Mr O'Keefe also said that the plesiosaur may have invested much more time and energy into nurturing their offspring than other marine reptiles at the time, similar to how humans invest years raising their kids.

He said: 'When the thing is born, you have all your eggs in one basket, so you are going to want to take care of it.'

The plesiosaur mother, of the species Polycotylus latippinus, was about 15.4ft long and was carried a 5ft foetus.

Mr O'Keefe told that: 'This animal is not ready to be born. It's about two-thirds done. It would have been a couple meters [6.5 feet] long by the time it was born.'

Several areas of the foetal skeleton hadn't fully turned into bone, including the skull, which suggests that the unborn plesiosaur wasn't done gestating.

The foetus had disproportionally short flippers and a large head as well, another sign it wasn't fully developed.

'That's what really strikes you about this baby, how not ready for prime time it is. It wouldn't have been able to protect itself or eat,' Mr O'Keefe added.

The finding - detailed in the journal Science - suggests that this species at least gave birth to live young.

plesiosaurs live birth
© Press AssociationNurturing mother: The discovery suggests plesiosaurs lived in social groups and engaged in extended parenting similar to whales and dolphins
A method of child-bearing called viviparity, live birth has been observed in other marine reptiles from this period, but in past examples, multiple smaller offspring were birthed, often less than 30 percent of the size of the mother.

Birthing just one big baby is rare for this period. It suggests this mother reptile would be investing lots of resources into caring for her 'only child.'

This high maternal investment strategy - known as 'K-selected life history' - is at one end of the life-history continuum; the other extreme is the 'r-selected' variety, in which many offspring receive little or no parental investment after birth.

Environment is one factor that influences maternal investment. If the environment is stable then a higher investment in a lower number of offspring pays off because they are less likely to be lost.

If the environment harsh or undergoing changes, making lots of babies is a better strategy. That way if one dies, there are others to pass on one's genes.

Xiao-chun Wu, a researcher at the Canadian Museum of Nature told that: 'Compared with the Triassic, the Jurassic and the Cretaceous had relatively stable environments. It is very possible that some plesiosaurs if not all were K-selected, although more solid evidences are needed.'

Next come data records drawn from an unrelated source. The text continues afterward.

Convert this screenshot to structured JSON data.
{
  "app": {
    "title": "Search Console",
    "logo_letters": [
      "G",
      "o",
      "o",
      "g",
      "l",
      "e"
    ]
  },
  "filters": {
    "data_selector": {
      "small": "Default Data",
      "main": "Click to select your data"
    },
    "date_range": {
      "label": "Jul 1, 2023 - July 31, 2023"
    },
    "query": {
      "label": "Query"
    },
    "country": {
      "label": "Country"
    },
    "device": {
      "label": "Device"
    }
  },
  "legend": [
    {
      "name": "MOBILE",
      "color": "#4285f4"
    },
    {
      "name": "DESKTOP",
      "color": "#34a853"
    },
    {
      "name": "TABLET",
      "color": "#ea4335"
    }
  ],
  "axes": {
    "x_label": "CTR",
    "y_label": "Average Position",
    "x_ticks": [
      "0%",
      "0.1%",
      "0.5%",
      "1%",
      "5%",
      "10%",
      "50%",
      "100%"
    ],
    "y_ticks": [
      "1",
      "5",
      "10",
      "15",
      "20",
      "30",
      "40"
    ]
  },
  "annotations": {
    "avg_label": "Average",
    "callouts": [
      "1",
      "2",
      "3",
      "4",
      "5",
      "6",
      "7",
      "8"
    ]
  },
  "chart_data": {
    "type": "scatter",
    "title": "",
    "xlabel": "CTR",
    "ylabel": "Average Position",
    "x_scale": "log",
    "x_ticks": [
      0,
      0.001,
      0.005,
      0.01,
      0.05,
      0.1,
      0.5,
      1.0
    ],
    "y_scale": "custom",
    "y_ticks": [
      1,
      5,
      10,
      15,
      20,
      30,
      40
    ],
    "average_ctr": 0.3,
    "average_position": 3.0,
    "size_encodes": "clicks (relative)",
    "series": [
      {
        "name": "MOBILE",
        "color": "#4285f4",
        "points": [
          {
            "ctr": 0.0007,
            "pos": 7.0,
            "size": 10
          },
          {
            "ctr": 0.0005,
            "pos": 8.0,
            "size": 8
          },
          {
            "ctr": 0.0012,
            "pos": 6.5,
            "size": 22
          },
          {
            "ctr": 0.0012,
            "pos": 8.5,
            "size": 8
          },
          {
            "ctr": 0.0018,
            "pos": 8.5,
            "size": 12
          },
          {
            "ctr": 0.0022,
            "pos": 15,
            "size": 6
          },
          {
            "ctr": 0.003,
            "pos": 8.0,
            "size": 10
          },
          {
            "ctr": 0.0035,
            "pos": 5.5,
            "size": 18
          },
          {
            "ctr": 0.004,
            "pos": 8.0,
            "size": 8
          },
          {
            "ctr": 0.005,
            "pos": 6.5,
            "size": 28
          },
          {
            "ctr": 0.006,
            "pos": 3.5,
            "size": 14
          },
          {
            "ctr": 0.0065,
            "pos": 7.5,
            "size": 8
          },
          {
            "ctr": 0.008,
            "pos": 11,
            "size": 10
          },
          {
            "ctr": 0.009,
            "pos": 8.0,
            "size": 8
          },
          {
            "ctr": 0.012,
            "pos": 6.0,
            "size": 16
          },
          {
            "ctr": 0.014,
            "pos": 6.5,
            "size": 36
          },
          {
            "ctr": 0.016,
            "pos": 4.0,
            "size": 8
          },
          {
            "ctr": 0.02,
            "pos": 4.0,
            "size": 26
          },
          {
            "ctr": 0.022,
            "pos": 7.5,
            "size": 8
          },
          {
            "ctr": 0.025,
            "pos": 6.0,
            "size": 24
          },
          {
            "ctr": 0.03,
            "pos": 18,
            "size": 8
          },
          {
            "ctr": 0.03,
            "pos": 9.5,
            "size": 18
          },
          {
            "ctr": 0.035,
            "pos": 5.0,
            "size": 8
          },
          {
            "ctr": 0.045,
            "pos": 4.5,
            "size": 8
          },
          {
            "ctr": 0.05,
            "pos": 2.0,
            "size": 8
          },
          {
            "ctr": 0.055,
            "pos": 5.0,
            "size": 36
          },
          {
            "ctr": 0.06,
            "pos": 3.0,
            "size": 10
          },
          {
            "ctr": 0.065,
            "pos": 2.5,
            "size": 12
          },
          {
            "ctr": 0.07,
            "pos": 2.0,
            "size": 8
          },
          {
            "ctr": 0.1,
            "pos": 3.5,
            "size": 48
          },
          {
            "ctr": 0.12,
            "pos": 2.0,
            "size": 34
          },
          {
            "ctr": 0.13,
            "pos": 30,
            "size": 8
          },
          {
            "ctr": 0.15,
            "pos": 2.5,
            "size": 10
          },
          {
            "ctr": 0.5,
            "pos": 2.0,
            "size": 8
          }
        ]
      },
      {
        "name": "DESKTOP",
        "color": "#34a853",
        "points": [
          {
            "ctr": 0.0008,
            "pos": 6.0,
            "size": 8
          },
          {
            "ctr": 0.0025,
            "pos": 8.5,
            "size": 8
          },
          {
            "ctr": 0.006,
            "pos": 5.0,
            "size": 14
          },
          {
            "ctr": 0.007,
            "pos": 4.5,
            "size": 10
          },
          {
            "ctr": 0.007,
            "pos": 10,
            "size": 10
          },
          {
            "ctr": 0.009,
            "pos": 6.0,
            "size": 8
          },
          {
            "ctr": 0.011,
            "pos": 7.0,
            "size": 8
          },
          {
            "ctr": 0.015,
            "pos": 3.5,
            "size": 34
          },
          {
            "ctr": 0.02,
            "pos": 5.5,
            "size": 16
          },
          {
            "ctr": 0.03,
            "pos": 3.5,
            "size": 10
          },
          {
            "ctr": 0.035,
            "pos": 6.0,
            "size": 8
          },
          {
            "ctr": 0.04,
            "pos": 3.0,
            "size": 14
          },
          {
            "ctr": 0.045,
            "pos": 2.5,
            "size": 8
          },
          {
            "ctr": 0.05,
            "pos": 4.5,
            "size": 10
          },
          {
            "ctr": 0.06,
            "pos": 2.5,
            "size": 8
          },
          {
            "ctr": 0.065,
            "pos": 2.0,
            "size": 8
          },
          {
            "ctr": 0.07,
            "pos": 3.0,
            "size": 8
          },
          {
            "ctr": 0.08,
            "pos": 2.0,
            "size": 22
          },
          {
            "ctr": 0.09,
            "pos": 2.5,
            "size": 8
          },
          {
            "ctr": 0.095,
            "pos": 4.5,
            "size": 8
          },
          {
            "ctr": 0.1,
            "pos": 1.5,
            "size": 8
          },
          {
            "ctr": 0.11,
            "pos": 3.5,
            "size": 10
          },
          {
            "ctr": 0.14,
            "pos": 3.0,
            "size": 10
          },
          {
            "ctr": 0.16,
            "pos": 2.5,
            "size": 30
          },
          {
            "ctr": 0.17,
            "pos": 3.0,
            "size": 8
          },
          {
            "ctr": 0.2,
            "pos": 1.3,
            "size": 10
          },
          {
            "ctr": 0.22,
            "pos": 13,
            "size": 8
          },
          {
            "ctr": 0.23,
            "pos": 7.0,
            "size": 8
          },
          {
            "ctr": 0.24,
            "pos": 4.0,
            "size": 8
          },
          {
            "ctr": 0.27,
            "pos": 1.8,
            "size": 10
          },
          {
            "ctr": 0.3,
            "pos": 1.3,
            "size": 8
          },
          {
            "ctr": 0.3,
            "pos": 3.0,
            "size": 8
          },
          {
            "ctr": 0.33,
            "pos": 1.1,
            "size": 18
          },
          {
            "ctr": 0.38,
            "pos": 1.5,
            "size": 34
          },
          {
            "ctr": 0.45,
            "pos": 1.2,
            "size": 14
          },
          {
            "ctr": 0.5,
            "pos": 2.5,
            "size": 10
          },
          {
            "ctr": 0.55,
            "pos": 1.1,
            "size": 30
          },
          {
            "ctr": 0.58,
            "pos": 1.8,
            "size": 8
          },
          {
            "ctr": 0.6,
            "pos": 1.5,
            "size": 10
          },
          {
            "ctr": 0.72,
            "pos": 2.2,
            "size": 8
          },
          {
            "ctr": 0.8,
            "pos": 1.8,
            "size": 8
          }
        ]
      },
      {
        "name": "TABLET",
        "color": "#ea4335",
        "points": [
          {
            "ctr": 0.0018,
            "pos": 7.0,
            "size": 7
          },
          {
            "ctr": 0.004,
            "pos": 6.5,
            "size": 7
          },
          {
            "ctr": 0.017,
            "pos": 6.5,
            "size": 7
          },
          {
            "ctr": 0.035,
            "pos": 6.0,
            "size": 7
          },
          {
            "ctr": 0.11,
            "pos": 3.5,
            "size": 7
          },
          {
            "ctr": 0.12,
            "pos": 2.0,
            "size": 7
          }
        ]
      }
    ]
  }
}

The K-selected life history suggests that the plesiosaurs may have lived in familial social groups and engaged in the kind of extended parenting found in whales and dolphins.

The fossil is currently on display at the Natural History Museum of Los Angeles County.